- Transition. Once you get to the top, it’s time to rip the skins off your skis, flip your bindings into “ski” mode, buckle your boots to lock them in place, and clamp your boots down into your bindings (both toe and heel this time). Click your toe bindings one click down so that if you crash, your skis pop off your feet. Pro tip: fold your skins up and stuff them down your pants. Seriously. Keeping your skins close to your body keeps them warm so you can re-slap them to your skis at the bottom to go back up! If you don’t keep your skins warm, you run the risk of them freezing over, which will prevent them from sticking to your skis again. Once you experience your skins repeatedly falling off your skis, causing you to slip down the mountain, you will never not stuff your skins back in your pants again.
- Ski! Pretty self explanatory. If you don’t know how to ski, I suggest ripping some chairlift laps first to get the hang of it. A few things to keep in mind while skiing: hands in front of you and follow them down the mountain; pole plant; bend your knees and push your shins into your boots; carve with the inner edges of your skis. French fries, not pizza.
- Transition again! This time, unclip your boots from your skis. Flip the bindings into uphill mode. Undo the “ski” mode on your boots. Slap your skins back on your skis. “Pet the kitty” (make sure your skins are stuck to your skins by patting them down.) Clip your toes back into your bindings, and pull the levers all the way up. Go forth and crush that mountain above you!
Things to bring (other than your ski setup). Yes, there is more stuff. :)
I recommend bringing a backpack to carry layers and a hydration belt, soft flask or thermos to stay hydrated (pro tip: consider hot tea or an electrolyte drink to spice up your hydration). Even though you may not feel like you’re getting thirsty in the cold, you are getting dehydrated. Bring some snacks (preferably something that won’t freeze.) Goggles for the way down so your eyes don’t water and/or eyelashes freeze over is always a good idea; it’s a treat to be able to see where you are going. Just don’t wear your goggles on your forehead on the way up, unless you don’t mind skiing with foggy goggles on the way down. Most importantly: bring a light puffy jacket for the descent.
Avoid the sweat and freeze cycle. One (maybe the only) way to hate skimo is to fall into the sweat and freeze trap. It goes something like this: wind whips against the car as you pull up to the mountain. You look at the thermometer, and it’s about 20 degrees colder than you would like. You bundle into all of your layers, including your puffy jacket. You start skiing. 20 minutes later, you are so overheated you stop to take your jacket off, and you realize you are drenched to the bone. You continue on, only to grow cold again and put your jacket back on. Repeat ad nauseum. Avoid this vicious cycle by starting off slightly colder than you would like. I promise you will warm up. Just make sure to put on your puffy jacket, a warm hat, and warm gloves for the descent.
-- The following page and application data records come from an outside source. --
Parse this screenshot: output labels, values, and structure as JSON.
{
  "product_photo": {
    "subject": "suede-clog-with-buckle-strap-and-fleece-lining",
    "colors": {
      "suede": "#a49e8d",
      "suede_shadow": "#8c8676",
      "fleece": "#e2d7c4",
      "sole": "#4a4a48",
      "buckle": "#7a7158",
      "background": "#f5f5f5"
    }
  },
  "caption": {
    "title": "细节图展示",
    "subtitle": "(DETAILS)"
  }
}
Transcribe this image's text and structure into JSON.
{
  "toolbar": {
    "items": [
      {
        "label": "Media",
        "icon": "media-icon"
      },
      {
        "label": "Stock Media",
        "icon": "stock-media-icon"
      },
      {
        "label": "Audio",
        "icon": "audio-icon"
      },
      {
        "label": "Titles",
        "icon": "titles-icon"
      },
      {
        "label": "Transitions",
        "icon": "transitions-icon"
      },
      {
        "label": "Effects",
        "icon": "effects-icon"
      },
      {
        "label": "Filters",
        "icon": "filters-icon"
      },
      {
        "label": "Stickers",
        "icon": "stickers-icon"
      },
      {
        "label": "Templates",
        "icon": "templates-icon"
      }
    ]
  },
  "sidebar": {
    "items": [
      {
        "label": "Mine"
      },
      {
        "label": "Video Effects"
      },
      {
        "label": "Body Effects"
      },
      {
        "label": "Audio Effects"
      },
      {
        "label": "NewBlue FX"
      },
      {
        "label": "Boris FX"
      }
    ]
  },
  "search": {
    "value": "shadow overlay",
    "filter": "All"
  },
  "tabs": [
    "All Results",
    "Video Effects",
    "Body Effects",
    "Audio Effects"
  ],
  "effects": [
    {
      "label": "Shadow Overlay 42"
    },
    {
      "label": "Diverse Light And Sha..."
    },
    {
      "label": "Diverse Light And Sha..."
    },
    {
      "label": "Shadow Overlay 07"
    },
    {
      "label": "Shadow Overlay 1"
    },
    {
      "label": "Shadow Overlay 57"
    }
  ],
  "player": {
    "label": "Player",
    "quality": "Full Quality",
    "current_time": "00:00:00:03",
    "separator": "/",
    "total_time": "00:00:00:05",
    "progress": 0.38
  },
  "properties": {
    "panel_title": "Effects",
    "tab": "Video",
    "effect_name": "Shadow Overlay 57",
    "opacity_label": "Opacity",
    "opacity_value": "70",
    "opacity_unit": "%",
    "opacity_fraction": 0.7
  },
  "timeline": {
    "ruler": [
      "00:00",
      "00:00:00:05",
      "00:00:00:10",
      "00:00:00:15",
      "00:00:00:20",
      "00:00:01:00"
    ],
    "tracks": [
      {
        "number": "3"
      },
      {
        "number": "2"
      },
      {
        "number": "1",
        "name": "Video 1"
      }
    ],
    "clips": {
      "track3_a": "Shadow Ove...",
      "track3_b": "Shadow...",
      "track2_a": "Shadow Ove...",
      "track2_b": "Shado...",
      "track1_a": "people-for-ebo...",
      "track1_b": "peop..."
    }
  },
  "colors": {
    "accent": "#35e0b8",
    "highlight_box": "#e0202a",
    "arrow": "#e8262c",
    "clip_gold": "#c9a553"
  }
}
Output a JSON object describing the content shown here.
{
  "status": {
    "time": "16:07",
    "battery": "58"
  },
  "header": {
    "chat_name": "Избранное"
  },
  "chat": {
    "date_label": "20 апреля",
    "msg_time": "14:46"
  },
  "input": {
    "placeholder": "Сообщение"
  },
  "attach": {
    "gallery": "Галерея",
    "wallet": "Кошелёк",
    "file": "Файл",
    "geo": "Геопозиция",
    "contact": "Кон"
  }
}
Know when and where to go.
The safest way to get into skimo is to stick to resort slopes. You can find mountains’ uphill access policies on their websites. Policies range from buying a mandatory uphill pass, to rewarding you with free chairlift rides for every summit you reach self-propelled. Make sure you are familiar with your mountain’s policy. As the cat is let out of the bag and people learn how fun skimo is and it skyrockets in popularity, mountains are cracking down and getting stricter, especially when people abuse the system. You can also make friends and work hard by hopping into local races! Check out the skimo schedule on the U.S. Ski Mountaineering Association website.
You’re now ready to skimo! Most importantly, have a blast. And don’t forget to hang up your skins to dry when you get home.